_EXERCISE BRIEF:_ Copy each line of the data beneath in which the word "device" appears.

_MATERIAL FOR THE TASK:_
════════════════
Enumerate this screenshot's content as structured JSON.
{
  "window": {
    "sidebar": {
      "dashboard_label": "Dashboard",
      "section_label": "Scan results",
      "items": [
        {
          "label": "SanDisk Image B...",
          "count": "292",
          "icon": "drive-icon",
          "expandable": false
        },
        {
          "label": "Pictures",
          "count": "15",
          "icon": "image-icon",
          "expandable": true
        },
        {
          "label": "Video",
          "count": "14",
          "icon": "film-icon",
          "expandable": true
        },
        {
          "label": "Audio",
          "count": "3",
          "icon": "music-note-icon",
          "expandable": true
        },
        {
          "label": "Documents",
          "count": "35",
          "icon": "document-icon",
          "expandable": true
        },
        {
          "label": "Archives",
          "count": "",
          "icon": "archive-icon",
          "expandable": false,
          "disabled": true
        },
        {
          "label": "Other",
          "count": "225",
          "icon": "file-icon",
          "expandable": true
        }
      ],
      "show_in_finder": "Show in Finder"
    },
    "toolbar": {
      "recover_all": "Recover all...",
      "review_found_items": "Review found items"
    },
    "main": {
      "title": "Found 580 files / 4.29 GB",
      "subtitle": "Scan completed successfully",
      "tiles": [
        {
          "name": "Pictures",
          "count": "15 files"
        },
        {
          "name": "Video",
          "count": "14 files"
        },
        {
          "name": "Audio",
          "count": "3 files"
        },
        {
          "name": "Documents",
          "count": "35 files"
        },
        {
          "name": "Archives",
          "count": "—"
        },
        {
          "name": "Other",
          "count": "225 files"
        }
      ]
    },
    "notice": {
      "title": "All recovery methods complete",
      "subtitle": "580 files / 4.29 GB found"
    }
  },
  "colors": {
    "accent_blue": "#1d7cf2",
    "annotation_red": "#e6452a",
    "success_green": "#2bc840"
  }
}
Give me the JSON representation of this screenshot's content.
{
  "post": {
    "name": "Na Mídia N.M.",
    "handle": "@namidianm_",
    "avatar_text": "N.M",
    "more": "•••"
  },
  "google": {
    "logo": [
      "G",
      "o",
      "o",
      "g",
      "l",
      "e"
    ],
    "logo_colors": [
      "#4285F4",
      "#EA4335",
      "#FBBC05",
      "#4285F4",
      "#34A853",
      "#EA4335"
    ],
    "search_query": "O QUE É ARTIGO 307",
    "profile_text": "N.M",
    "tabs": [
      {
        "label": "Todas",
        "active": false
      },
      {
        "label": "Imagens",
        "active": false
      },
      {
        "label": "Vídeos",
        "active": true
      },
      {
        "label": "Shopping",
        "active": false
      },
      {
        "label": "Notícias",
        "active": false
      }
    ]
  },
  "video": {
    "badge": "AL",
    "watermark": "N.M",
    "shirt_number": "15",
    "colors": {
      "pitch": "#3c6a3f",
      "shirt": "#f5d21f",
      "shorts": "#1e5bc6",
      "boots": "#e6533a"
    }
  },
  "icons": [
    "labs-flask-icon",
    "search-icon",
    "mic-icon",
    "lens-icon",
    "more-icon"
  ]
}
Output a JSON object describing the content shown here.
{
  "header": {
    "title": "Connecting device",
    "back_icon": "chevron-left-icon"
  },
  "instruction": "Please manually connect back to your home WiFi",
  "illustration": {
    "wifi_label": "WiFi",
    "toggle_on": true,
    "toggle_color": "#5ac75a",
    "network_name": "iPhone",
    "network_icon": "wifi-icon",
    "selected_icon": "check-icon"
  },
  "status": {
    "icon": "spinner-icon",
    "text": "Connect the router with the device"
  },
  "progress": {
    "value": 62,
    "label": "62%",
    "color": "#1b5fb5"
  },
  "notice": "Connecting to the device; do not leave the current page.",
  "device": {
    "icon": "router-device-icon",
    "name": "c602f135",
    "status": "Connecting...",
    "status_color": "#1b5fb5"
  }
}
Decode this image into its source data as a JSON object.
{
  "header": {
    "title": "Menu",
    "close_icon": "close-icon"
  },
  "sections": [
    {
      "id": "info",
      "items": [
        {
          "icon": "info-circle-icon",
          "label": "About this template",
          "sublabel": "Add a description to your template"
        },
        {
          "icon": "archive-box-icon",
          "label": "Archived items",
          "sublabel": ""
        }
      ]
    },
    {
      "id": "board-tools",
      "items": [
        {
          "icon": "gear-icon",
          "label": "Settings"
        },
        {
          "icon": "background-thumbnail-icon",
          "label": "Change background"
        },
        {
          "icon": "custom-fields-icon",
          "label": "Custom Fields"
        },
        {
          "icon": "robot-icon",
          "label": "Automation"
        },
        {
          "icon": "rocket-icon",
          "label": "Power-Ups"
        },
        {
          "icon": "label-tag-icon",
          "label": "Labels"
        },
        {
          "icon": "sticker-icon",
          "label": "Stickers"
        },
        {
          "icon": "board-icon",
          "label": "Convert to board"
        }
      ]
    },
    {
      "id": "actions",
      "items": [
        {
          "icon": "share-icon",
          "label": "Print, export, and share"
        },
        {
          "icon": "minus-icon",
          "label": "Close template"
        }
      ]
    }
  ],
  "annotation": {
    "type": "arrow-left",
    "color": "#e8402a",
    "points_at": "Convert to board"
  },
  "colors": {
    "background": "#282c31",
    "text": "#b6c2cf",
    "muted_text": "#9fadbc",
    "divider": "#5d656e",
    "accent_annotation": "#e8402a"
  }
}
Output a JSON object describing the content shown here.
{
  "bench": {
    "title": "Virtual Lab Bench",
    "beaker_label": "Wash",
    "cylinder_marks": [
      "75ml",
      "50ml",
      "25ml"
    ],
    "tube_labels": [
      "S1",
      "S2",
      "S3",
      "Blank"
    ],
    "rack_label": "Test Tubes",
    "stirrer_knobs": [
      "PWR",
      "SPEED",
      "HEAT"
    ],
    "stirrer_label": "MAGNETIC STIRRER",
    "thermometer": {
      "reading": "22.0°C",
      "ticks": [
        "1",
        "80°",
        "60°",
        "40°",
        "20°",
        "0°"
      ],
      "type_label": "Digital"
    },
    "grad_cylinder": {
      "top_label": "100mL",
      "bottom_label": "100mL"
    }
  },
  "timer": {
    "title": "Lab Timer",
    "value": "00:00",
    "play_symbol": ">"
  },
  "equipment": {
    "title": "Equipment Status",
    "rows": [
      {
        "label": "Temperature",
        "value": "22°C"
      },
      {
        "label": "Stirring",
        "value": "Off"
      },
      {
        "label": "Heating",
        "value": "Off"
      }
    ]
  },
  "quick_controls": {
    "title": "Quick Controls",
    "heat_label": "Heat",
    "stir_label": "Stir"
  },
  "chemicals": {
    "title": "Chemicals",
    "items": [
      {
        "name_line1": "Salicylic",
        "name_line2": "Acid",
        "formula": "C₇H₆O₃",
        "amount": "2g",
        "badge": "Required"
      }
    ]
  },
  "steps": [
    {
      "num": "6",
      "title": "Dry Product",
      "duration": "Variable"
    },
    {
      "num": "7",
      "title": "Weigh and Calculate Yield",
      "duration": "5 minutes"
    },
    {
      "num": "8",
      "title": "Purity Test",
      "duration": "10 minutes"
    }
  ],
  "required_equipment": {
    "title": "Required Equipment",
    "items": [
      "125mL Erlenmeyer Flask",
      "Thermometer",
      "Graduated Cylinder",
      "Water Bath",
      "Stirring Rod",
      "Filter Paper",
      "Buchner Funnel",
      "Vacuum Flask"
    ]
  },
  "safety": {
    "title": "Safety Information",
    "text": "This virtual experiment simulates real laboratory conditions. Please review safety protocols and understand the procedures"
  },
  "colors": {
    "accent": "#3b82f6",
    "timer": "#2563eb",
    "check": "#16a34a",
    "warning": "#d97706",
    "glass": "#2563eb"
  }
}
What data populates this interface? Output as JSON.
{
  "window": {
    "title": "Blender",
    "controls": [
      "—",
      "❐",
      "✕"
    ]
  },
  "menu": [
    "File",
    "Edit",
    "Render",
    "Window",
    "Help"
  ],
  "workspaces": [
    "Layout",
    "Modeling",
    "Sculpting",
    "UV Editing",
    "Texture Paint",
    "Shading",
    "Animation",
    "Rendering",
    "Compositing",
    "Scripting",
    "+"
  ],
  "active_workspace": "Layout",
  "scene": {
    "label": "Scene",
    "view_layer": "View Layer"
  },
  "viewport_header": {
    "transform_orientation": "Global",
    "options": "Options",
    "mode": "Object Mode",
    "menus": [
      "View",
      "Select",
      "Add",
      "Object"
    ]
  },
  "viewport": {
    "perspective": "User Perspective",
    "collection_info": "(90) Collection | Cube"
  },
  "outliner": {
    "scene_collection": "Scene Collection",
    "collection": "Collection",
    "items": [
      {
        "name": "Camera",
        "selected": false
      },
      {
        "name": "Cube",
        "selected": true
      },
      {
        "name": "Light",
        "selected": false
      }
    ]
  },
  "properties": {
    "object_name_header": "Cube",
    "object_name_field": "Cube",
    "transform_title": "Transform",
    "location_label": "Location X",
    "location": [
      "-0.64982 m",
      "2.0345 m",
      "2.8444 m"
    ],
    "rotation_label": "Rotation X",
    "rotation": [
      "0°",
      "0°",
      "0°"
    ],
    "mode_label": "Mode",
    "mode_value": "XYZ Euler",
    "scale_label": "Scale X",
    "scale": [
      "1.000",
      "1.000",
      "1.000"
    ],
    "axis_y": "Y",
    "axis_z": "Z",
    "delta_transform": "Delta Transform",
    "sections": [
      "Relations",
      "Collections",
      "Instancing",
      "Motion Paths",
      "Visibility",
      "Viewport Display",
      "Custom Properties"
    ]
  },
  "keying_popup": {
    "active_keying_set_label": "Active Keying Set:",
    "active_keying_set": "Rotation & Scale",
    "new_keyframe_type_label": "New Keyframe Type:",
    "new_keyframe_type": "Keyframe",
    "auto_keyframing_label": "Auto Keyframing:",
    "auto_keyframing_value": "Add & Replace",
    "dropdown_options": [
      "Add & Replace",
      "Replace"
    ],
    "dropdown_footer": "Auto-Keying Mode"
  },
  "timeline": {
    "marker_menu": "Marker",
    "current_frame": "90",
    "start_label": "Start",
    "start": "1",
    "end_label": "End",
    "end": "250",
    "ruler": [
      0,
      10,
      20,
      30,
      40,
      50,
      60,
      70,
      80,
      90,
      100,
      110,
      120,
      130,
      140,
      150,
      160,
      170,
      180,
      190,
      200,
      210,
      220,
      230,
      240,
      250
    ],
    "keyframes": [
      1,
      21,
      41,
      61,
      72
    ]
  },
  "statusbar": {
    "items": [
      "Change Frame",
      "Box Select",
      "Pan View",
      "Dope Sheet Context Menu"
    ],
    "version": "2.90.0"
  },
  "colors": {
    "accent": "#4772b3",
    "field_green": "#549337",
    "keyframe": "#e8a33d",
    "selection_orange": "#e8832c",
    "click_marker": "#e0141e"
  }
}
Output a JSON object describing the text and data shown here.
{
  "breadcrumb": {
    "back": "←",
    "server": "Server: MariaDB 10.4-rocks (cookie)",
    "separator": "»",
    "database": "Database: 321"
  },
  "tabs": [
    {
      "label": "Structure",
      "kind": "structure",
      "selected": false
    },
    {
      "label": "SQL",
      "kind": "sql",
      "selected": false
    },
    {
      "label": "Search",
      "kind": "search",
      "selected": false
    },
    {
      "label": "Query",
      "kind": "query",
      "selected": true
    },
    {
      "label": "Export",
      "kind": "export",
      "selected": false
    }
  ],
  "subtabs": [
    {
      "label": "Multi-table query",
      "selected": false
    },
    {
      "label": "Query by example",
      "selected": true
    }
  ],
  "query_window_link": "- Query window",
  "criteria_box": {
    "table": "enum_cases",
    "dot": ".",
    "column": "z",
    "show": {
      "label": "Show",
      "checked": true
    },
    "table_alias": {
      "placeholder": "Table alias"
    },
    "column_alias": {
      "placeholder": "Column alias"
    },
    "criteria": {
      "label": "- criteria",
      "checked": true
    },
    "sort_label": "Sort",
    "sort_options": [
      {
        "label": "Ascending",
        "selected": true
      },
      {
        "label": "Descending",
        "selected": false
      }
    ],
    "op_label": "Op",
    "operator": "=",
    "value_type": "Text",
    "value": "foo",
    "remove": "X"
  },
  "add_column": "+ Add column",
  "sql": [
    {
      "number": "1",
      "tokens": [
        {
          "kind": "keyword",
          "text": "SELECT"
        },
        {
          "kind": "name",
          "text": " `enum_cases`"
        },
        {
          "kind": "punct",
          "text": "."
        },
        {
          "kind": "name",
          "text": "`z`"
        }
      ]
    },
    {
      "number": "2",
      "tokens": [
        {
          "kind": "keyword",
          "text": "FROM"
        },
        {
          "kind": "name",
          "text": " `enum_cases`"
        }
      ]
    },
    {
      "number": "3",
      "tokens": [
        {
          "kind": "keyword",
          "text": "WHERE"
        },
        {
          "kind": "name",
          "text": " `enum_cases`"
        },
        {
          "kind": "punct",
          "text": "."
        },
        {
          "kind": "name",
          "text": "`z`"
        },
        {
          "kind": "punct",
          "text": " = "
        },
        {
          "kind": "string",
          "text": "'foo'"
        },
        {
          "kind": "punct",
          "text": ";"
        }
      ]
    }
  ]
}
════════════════
_WRITTEN RESPONSE:_
    "title": "Connecting device",
    "text": "Connect the router with the device"
  "notice": "Connecting to the device; do not leave the current page.",
  "device": {
    "icon": "router-device-icon",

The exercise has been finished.